As a special favour to my readers I am reproducing the original ad above. This is not in the exhibition but is in the book. Gordon Brewster took similar liberties with one of his political cartoons but in that case it was Pears and not Sunlight soap.

In another of Fitz's cartoons featured in the exhibition poor Tom Kettle comes in for a hard time. Here he is, a year before the Redmond cartoon, promising the female population the vote.

I have to confess that this cartoon reminded me of Brexit, at least insofar as the twin promises of the vote for women and Home Rule proved incompatible and in making his choice Redmond opted for Home Rule first. The cartoon is based on the Gilbert and Sullivan operetta, Patience. You can see the full cartoon here.

I just couldn't resist this photo from the exhibition of Constance Markievicz as Joan of Arc. Call me cruel if you will.

This cartoon from the pen of Grace Gifford poses the question less asked, if ever. Indeed, why would men ask it. Her point i'm sure.

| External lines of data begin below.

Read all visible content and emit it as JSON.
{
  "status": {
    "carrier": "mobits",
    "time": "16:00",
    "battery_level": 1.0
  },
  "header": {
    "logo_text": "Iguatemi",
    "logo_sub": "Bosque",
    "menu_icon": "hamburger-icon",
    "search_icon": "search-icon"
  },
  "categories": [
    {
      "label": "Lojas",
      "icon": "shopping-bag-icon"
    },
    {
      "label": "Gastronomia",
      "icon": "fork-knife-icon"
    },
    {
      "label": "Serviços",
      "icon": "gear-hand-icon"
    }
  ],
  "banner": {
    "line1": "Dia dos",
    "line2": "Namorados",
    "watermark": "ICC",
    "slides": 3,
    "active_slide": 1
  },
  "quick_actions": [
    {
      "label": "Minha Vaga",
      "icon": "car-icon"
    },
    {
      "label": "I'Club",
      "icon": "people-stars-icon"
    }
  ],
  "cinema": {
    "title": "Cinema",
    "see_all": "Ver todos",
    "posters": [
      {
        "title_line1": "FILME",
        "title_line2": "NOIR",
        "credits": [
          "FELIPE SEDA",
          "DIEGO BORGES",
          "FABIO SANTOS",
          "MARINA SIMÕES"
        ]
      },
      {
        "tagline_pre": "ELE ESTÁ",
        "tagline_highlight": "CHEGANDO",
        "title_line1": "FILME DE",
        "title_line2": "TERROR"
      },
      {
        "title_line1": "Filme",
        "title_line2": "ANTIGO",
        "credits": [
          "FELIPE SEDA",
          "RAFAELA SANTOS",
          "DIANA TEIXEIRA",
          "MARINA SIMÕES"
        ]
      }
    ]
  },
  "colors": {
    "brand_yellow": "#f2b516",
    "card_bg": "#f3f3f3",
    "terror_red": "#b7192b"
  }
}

Grace was an artist and cartoonist in her own right but she is probably better known to the public today for her marriage to Joseph Mary Plunkett in Kilmainham jail the night before his execution in May 1916.

A few small quibbles. I was not gone on the green and orange colour scheme. I thought it took from the impact of the content. There is an ongoing problem with the high large windows. They are not always suitable as a light source and they can make it difficult to view the exhibits, particularly against the light. I had some niggles on the Irish. "Sufragóir" is neither the singular nor the plural genitive, and I don't think you can use "um" when there is a sense of purpose involved. I have seen the meaning translated as "about" rather than "for" and I think that is a good guide for its use.

Small things truly. That said, this is another great exhibition in the series commemorating the Ireland of one hundred years ago. And it is a worthy contribution to ensuring that women getting the vote, albeit on a restricted basis, will not be overshadowed by either the ending of WWI or the UK General Election of 1918.

Kim Bielenberg has a very good piece in the Indo